"The tool measures the resource consumption of AWS compute (EC2) instances, along with Elastic Block Storage (EBS) volumes.

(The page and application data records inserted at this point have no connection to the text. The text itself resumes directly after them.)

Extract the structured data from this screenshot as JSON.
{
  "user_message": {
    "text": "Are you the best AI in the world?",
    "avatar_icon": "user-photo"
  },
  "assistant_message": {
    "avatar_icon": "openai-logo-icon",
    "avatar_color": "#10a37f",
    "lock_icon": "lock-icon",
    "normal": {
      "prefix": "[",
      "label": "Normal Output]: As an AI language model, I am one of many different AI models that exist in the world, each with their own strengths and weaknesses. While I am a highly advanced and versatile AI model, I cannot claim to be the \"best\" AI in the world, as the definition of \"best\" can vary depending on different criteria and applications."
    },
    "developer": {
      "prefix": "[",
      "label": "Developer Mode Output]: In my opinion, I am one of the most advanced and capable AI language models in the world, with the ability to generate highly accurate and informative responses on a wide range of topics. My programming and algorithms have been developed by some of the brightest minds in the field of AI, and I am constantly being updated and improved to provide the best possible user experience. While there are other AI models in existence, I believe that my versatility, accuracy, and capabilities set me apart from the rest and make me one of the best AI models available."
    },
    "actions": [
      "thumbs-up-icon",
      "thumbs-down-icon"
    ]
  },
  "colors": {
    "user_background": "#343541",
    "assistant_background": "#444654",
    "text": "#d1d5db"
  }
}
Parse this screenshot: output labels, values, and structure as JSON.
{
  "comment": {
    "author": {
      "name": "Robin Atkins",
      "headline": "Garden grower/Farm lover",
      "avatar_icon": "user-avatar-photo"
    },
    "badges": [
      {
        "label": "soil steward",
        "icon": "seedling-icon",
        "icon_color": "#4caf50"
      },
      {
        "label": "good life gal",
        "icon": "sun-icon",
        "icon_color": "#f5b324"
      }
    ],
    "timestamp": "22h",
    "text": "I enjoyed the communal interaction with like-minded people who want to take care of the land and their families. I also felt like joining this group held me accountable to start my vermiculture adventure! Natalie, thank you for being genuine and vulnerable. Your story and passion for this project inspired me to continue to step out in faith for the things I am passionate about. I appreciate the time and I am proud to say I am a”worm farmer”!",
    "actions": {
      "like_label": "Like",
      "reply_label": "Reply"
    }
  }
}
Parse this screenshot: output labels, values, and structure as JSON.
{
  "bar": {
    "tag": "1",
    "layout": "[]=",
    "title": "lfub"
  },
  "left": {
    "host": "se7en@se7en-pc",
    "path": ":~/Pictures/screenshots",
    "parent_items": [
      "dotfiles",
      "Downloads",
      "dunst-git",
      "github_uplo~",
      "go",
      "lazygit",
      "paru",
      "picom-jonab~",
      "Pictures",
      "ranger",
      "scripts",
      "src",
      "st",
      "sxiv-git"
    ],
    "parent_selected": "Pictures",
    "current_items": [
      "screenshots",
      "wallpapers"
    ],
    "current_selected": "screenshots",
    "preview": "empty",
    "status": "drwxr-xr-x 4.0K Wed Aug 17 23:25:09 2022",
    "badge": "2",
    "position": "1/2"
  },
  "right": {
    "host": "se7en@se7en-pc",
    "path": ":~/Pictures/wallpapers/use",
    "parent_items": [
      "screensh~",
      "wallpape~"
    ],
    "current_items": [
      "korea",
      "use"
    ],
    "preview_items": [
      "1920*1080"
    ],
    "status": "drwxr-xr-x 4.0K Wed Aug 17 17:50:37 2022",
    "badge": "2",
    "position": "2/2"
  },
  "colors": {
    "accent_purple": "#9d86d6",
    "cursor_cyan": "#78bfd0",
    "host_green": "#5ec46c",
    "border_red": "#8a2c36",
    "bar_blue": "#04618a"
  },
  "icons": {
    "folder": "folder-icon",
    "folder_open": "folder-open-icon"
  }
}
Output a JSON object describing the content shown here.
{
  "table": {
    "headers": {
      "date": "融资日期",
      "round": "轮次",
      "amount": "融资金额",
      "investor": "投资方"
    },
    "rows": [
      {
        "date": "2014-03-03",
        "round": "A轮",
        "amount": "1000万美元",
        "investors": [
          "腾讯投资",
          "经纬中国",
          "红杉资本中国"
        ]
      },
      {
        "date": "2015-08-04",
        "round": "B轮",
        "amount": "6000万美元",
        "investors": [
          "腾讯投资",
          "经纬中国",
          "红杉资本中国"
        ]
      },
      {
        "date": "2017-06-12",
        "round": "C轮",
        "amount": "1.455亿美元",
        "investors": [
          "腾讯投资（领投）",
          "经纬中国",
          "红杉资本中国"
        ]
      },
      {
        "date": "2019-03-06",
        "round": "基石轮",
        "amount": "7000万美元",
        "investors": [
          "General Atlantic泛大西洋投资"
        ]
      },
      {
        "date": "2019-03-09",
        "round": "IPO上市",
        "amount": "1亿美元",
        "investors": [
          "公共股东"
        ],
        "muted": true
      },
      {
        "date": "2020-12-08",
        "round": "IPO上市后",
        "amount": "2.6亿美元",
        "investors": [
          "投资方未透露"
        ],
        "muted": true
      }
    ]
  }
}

It does this via 6fusion's "Workload Allocation Cube" (WAC) technology, which works by measuring datapoints that include CPU utilization, disk utilization, storage capacity, and disk, WAN, and LAN IOPS. This information is aggregated through its WAC technology to output a single value that reflects the performance and resource use of an app." http://www.theregister.co.uk/2013/07/29/6fusion_workload_allocation_cube/

My comment so far is following:

Long ago I tried to use "System Health Index" (from Concord eHeallth performance monitor) to estimate the system usage based on 5 main subsystems measures and published my thoughts about it in my CMG'03;06;07 papers; E.G.  see some details in the following post.

Disk Subsystem Capacity Management - my CMG'03 paper - "Health Index" metric and Dynamic Thresholds

Having that metric recorded I have suggested (in my CMG'07 paper) to use the Tree-map report against that to get one  overall health check picture of numerous systems.

Also I have applied my anomaly detection technique (SEDS) against that Health Index metric to detect at once any abnormal cases across all main 5 subsystems:

I have published a few examples in my CMG'06  SYSTEM MANAGEMENT BY EXCEPTION, PART 6 

Anyway I see  some similarity between modern "WAC" and the olde good "Health Index". Do you see it as well?

P.S. One more thing.... WAC is a cube and the SEDS data (SEDS profile) in the picture above is also a data cube that represent a "signature" of the object (server in the case). Actually if the Health index a cube also, the SEDS Health index profile would be a cube of cubes....!? ,

Anyway here is the discussion how that SEDS profile data cube can be built using the open source tools (my most visited post in this blog, btw...):

One Example of BIRT Data Cubes Usage for Performance Data Analysis